“It’s definitely going to help the 3DEP program if the requirement for 3DEP is to get a high-density data; such as for QL1 products at eight points per square meter and higher, this technology is much more viable for doing it,” Nayegandhi says. “It would help in advancing the ability to quickly map large areas. It sort of comes down to if there is funding available for this program, but Geiger mode and single photon can definitely map these areas more quickly and at a lower cost.
For smaller aerial projects like corridor mapping, it doesn’t make much sense for service providers to invest in the new technology if they are already invested in the current technology, Abdullah says. This means that for traditional land surveyors using stationary or terrestrial LiDAR, the new stuff is especially irrelevant. “I think it is much more relevant to the aerial [operation] because of the advantage of flying higher and covering a wider area. The higher you fly, the more efficient the acquisition becomes, and that’s the main advantage.”
What about Linear?
With so much promise in Geiger-mode and single photon LiDAR, many members of the surveying community are left wondering if and how they will co-exist with linear. So do the new developments threaten the existing? Abdullah says they didn’t come to replace linear LiDAR — at least not right away.
“I think they’re going to coexist for a while because each of them has strengths and weaknesses, he says. “Linear is still good for low altitude areas, for corridor mapping, for a lot of applications where it doesn’t make sense to use the new technology when you consider the cost of the new systems. So they complement each other in their capabilities and weaknesses.”
He says he can see commercialization of Geiger-mode and single photon taking place in as soon as the next two or three years, and then users’ minds should be thinking about whether or not they should upgrade their systems. He says linear has come a long way since its onset in the ‘90s, but that he doesn’t think many more advancements will be made to it with regard to density. “The more they see the advantage of the new technology, it is going to go toward the new technology for sure.”
For those who choose to upgrade, Abdullah says he expects that Geiger-mode and single photon sensor cost will be two to three times more expensive than linear. However, the upfront cost will likely be accounted for quickly because so much cost will end up being saved during the data acquisition step with largescale projects down the road.
As for challenges, higher density makes for bigger data, which calls for bigger storage and stronger processing power. So adoption of Gieger-mode and single photon will likely call for upgrades to complementary hardware and/or software as well.
It’s no secret that even linear LiDAR is something that many surveyors have yet to embrace. For those surveyors across specializations who still have not invested in LiDAR technology, Abdullah says they should know that, “It’s a big deal.” He says he thinks that in many ways LiDAR surveying will replace the current practices of field surveying indoors and outdoors.
“I think they still have time.
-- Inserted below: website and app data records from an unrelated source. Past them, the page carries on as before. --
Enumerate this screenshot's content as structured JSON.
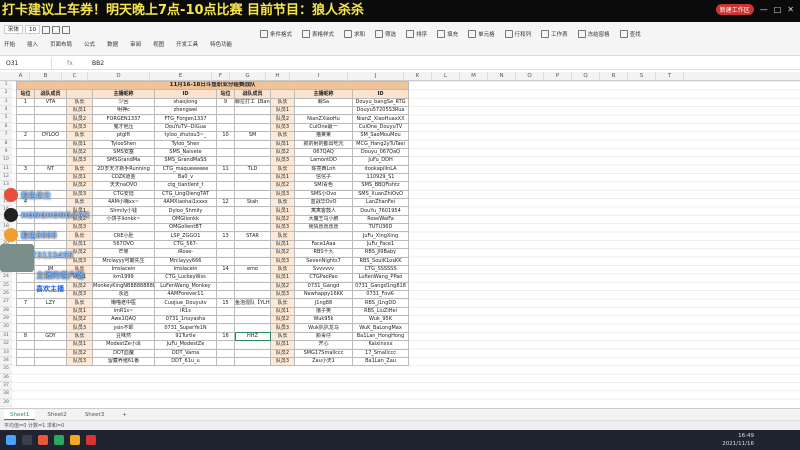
{
  "banner": {
    "text": "打卡建议上车券！明天晚上7点-10点比赛 目前节目：狼人杀杀",
    "pill": "新建工作区",
    "min": "—",
    "max": "□",
    "close": "✕"
  },
  "ribbon": {
    "groups": [
      "开始",
      "插入",
      "页面布局",
      "公式",
      "数据",
      "审阅",
      "视图",
      "开发工具",
      "特色功能"
    ],
    "font": "宋体",
    "font_size": "10",
    "tools": [
      "条件格式",
      "表格样式",
      "求和",
      "筛选",
      "排序",
      "填充",
      "单元格",
      "行和列",
      "工作表",
      "冻结窗格",
      "查找"
    ]
  },
  "formula_bar": {
    "namebox": "O31",
    "fx": "fx",
    "value": "BB2"
  },
  "columns": [
    "A",
    "B",
    "C",
    "D",
    "E",
    "F",
    "G",
    "H",
    "I",
    "J",
    "K",
    "L",
    "M",
    "N",
    "O",
    "P",
    "Q",
    "R",
    "S",
    "T"
  ],
  "rows": [
    "1",
    "2",
    "3",
    "4",
    "5",
    "6",
    "7",
    "8",
    "9",
    "10",
    "11",
    "12",
    "13",
    "14",
    "15",
    "16",
    "17",
    "18",
    "19",
    "20",
    "21",
    "22",
    "23",
    "24",
    "25",
    "26",
    "27",
    "28",
    "29",
    "30",
    "31",
    "32",
    "33",
    "34",
    "35",
    "36",
    "37",
    "38",
    "39"
  ],
  "table": {
    "title": "11月16-18日斗鱼职业分组赛战队",
    "headers": [
      "站位",
      "战队成员",
      "",
      "主播昵称",
      "ID",
      "站位",
      "战队成员",
      "",
      "主播昵称",
      "ID"
    ],
    "rows": [
      [
        "1",
        "VTA",
        "队长",
        "少回",
        "shaojiong",
        "9",
        "鲸拉打工【Bang】",
        "队长",
        "鲸Sa",
        "Douyu_bangSa_RTG"
      ],
      [
        "",
        "",
        "队员1",
        "明神c",
        "zhengwei",
        "",
        "",
        "队员1",
        "",
        "Douyu57205S3Rua"
      ],
      [
        "",
        "",
        "队员2",
        "FORGEN1337",
        "FTG_Forgen1337",
        "",
        "",
        "队员2",
        "NianZXiaoHu",
        "NianZ_XiaoHuaxXX"
      ],
      [
        "",
        "",
        "队员3",
        "鬼才他压",
        "DouYuTV--DiGua",
        "",
        "",
        "队员3",
        "CuiOne最一",
        "CuiOne_DouyuTV"
      ],
      [
        "2",
        "DYLOO",
        "队长",
        "ptglft",
        "tyloo_zhutou3~_",
        "10",
        "SM",
        "队长",
        "猫莱莱",
        "SM_SaoMouMou"
      ],
      [
        "",
        "",
        "队员1",
        "TylooShen",
        "Tyloo_Shen",
        "",
        "",
        "队员1",
        "叙的射的都出吃元",
        "MCG_Hang2yTuTaei"
      ],
      [
        "",
        "",
        "队员2",
        "SMS安塞",
        "SMS_Naivete",
        "",
        "",
        "队员2",
        "067QAQ",
        "Douyu_067QaQ"
      ],
      [
        "",
        "",
        "队员3",
        "SMSGrandMa",
        "SMS_GrandMaSS",
        "",
        "",
        "队员3",
        "LamontDD",
        "JuFu_DDH"
      ],
      [
        "3",
        "NT",
        "队长",
        "2D岁天才新手Running",
        "CTG_maqueeeeee",
        "11",
        "TLD",
        "队长",
        "陈亮西Lnh",
        "itookapillnLA"
      ],
      [
        "",
        "",
        "队员1",
        "CDZK道金",
        "Ba0_v",
        "",
        "",
        "队员1",
        "信信子",
        "110929_S1"
      ],
      [
        "",
        "",
        "队员2",
        "天天naOVO",
        "ctg_tiantlent_t",
        "",
        "",
        "队员2",
        "SMI青色",
        "SMS_BBQFishtz"
      ],
      [
        "",
        "",
        "队员3",
        "CTG安陆",
        "CTG_LingQiengTAT",
        "",
        "",
        "队员3",
        "SMS小Ovo",
        "SMS_XuanZhiOvO"
      ],
      [
        "4",
        "",
        "队长",
        "4AM小嗨xx~",
        "4AMXiaohai1xxxx",
        "12",
        "Stah",
        "队长",
        "蓝战华OvO",
        "LanZhanFei"
      ],
      [
        "",
        "",
        "队员1",
        "Shmily小钱",
        "Dyloo_Shmily",
        "",
        "",
        "队员1",
        "寓寓客鼓人",
        "DouYu_7601954"
      ],
      [
        "",
        "",
        "队员2",
        "小饼子lionkk~",
        "OMGlionkk",
        "",
        "",
        "队员2",
        "大魔王马小鹏",
        "RoseWaiFa"
      ],
      [
        "",
        "",
        "队员3",
        "",
        "OMGolientBT",
        "",
        "",
        "队员3",
        "我情愿愿愿愿",
        "TUTU36D"
      ],
      [
        "5",
        "",
        "队长",
        "CRE小肚",
        "LSP_ZGGO1",
        "13",
        "STAR",
        "队长",
        "",
        "JuFu_XingXing"
      ],
      [
        "",
        "",
        "队员1",
        "567OVO",
        "CTG_567-",
        "",
        "",
        "队员1",
        "Face1Aaa",
        "JuFu_Face1"
      ],
      [
        "",
        "",
        "队员2",
        "芒果",
        "iRose-",
        "",
        "",
        "队员2",
        "RBS十九",
        "RBS_Jl9Baby"
      ],
      [
        "",
        "",
        "队员3",
        "Mrclayyy可霸先生",
        "Mrclayyy666",
        "",
        "",
        "队员3",
        "SevenNights7",
        "RBS_SouiK1osKK"
      ],
      [
        "6",
        "IM",
        "队长",
        "Imslacein",
        "Imslacein",
        "14",
        "emo",
        "队长",
        "Svvvvvv",
        "CTG_SSSSSS"
      ],
      [
        "",
        "",
        "队员1",
        "km1999",
        "CTG_LuckeyWss",
        "",
        "",
        "队员1",
        "CTGPaoPao",
        "LufienWang_PPao"
      ],
      [
        "",
        "",
        "队员2",
        "MonkeyKingNB88888888",
        "LuFenWang_Monkey",
        "",
        "",
        "队员2",
        "0731_Gangd",
        "0731_Gangd1ng818"
      ],
      [
        "",
        "",
        "队员3",
        "永远",
        "4AMForever11",
        "",
        "",
        "队员3",
        "Newhappy16KK",
        "0731_FovK-"
      ],
      [
        "7",
        "LZY",
        "队长",
        "懒喵老中医",
        "Cuojiue_Douyutv",
        "15",
        "鱼泡混队【YLHZ】",
        "队长",
        "J1ng88",
        "RBS_J1ngDD"
      ],
      [
        "",
        "",
        "队员1",
        "imR1s~",
        "iR1s",
        "",
        "",
        "队员1",
        "撸子英",
        "RBS_LiuZiHei"
      ],
      [
        "",
        "",
        "队员2",
        "Awe1QAQ",
        "0731_1nuyasha",
        "",
        "",
        "队员2",
        "Wuk95k",
        "Wuk_95K"
      ],
      [
        "",
        "",
        "队员3",
        "ysin不卸",
        "0731_SuperYe1N",
        "",
        "",
        "队员3",
        "Wuk扒扒龙马",
        "WuK_BaLongMax"
      ],
      [
        "8",
        "GDY",
        "队长",
        "豆味然",
        "91Turtle",
        "16",
        "HHZ",
        "队长",
        "颜毒仔",
        "Ba1Lan_HongHong"
      ],
      [
        "",
        "",
        "队员1",
        "ModestZe小泽",
        "JuFu_ModestZe",
        "",
        "",
        "队员1",
        "开心",
        "Kaixinxxx"
      ],
      [
        "",
        "",
        "队员2",
        "DDT血魔",
        "DDT_Vama",
        "",
        "",
        "队员2",
        "SMG17Smallccc",
        "17_Smallccc"
      ],
      [
        "",
        "",
        "队员3",
        "留藏养殖61番",
        "DDT_61u_u",
        "",
        "",
        "队员3",
        "Zau小天1",
        "Ba1Lan_Zau"
      ]
    ]
  },
  "overlay": {
    "items": [
      "鲸鱼优仕",
      "HONGHONG##X",
      "鲸鱼8888",
      "1073123455"
    ],
    "talk": "主播的客户端",
    "sticker": "喜欢主播"
  },
  "sheets": [
    "Sheet1",
    "Sheet2",
    "Sheet3",
    "+"
  ],
  "status": "平均值=0  计数=1  求和=0",
  "clock": {
    "time": "16:49",
    "date": "2021/11/16"
  },
  "colors": {
    "banner_bg": "#0b0b0b",
    "banner_text": "#f7e64a",
    "title_bg": "#f0c39a",
    "header_bg": "#fbe3cf",
    "accent": "#2d8a5e"
  }
}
They have a great opportunity because there is so much offered in these LiDAR tools for their surveying technique and practices definitely. They’re behind definitely, but they still have a great chance to go and buy terrestrial LiDAR or mobile LiDAR or LiDAR on UAS/UAV and all of that.”